[Required action] Show each line of the data below that has the string "Backups" in it.
(Supplied entries)
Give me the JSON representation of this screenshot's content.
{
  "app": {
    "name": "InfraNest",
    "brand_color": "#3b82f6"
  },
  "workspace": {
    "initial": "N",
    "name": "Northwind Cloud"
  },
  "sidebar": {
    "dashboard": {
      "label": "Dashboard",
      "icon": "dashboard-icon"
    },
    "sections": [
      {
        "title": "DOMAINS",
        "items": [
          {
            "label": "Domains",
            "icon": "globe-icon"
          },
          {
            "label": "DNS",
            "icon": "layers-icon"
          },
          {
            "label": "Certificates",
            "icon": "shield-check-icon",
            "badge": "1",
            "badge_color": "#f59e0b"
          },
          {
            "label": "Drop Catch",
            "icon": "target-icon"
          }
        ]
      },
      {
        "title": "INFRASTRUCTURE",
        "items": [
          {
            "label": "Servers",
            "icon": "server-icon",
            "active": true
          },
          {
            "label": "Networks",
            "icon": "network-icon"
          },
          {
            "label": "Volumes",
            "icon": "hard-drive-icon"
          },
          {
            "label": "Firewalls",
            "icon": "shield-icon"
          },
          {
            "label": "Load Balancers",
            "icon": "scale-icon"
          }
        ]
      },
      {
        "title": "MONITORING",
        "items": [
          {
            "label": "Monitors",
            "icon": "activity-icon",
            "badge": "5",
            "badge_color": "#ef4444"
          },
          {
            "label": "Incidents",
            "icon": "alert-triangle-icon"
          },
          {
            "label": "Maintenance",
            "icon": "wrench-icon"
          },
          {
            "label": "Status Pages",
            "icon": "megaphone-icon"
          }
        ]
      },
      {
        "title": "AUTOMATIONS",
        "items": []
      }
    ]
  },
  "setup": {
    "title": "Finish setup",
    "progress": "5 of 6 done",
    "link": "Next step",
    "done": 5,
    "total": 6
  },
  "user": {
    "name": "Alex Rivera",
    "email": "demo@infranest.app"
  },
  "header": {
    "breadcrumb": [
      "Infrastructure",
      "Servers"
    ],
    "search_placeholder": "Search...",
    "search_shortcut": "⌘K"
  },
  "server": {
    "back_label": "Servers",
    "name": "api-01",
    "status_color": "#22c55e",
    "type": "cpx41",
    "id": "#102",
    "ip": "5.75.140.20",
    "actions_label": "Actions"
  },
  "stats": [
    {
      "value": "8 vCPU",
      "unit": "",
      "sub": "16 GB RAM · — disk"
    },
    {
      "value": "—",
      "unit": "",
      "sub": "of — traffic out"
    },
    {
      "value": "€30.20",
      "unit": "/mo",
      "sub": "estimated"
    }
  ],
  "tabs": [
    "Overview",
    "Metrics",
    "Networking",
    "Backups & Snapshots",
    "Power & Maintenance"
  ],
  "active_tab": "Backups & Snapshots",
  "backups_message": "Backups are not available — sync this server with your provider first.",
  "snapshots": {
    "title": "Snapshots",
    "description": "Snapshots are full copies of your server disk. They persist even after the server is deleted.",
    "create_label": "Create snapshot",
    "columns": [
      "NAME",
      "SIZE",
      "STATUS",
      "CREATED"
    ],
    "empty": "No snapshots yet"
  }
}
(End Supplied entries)
[Result]
    "Backups & Snapshots",
  "active_tab": "Backups & Snapshots",
  "backups_message": "Backups are not available — sync this server with your provider first.",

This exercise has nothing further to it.